Sure, I had a general outline of countries and spots to hit throughout New Zealand, but they were just rough ideas. I wanted flexibility. I wanted to be open to my surroundings — to the people and places around me — and go where I felt was right. I loved the idea of happening upon situations I could not predict and being pressed by necessity to make my own opportunities. What this would mean in reality I didn’t really know.
I booked a one-way ticket to Auckland (with a flight to Sydney two months later per onward travel rules) and the first few nights in a hostel. At some point, I wanted to WWOOF in New Zealand so I considered doing that soon after I arrived. I also wanted to find a travel partner and I hoped maybe I’d meet someone in my hostel. But, these were just possibilities in my head. I was open to different plans, even if the uncertainty of it all was a bit uncomfortable.
As it happened, on my final connection from Fiji to Auckland, I was seated directly next to Garrit, a German who was also traveling alone and had about 6 weeks in New Zealand before heading to Beijing. We talked for most of the 3 hour flight, sharing our stories along with our ideas for seeing the country. We swapped phone numbers and agreed to meet up in the city soon.

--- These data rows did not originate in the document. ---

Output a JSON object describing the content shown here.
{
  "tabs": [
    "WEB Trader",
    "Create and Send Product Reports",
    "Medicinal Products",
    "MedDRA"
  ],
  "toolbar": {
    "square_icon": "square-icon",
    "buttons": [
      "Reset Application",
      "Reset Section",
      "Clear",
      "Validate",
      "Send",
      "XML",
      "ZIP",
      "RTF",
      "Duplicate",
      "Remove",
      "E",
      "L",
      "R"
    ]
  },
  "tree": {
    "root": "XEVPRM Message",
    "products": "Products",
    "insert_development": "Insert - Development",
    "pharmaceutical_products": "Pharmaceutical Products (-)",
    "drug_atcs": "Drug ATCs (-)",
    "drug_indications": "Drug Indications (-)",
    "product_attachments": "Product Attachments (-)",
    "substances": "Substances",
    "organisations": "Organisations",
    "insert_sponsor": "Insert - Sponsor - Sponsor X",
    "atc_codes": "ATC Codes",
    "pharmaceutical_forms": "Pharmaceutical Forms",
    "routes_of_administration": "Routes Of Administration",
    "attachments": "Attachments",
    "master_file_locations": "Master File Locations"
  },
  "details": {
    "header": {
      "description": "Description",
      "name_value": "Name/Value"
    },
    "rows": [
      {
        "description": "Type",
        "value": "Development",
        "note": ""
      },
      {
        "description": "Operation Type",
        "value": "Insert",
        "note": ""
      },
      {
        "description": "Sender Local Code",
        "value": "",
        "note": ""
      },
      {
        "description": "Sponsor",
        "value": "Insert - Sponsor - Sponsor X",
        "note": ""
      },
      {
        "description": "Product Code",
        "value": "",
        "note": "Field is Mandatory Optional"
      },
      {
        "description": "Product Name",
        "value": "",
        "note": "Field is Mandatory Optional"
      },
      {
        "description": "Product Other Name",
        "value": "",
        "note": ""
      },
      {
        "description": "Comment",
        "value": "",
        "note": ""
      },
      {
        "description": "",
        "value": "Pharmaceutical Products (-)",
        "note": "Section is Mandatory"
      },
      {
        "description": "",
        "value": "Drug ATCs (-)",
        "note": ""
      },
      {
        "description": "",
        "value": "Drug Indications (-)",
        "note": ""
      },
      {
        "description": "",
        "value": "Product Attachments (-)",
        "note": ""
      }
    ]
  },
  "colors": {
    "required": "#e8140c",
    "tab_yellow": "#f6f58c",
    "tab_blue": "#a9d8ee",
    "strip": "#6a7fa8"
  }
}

By the time we parted ways, Garrit and I ended up spending just over a month together. We rented a Nissan Wingroad wagon, twice, added another German, Chris, and saw so much of New Zealand. When I started talking to Garrit on the plane that day, I didn’t know how everything was going to work out. But, I was open. I was open to a fleeting conversation, and I also was open to building a friendship and traveling together.
Essentially, I think this is what travel is all about. To get the most out of travel, we can’t rigorously plan every detail. Instead, we must be guided by a basic curiosity, an openness that allows us to react to our surroundings and follow our intuition.
George Santayana on travel.
We need sometimes to escape into open solitudes, into aimlessness, into the moral holiday of running some pure hazard in order to sharpen the edge of life, to taste hardship, and to be compelled to work desperately for a moment at no matter what.
On November 23rd, 2015, I boarded a plane and embarked on a year of travel. I quit my job, ended my lease, and said goodbye to my family and friends. It was the most difficult decision I ever made and it took years to realize.
It also came with a lot of doubt and uncertainty. Why do this?
For me, travel represents the ultimate learning opportunity. A chance to broaden my understanding of the world and of myself; a density and diversity of life experience that is difficult to achieve otherwise.
By traveling slowly, cheaply, and independently, I hope to magnify my journey. I hope to discover what is essential and appreciate what I have by doing without. I hope to challenge myself and do the things that terrify me. I hope to see things and meet people that will change me forever.
Ultimately, we all craft a life story. I chose to travel for a year to ensure I’d have a story worth telling.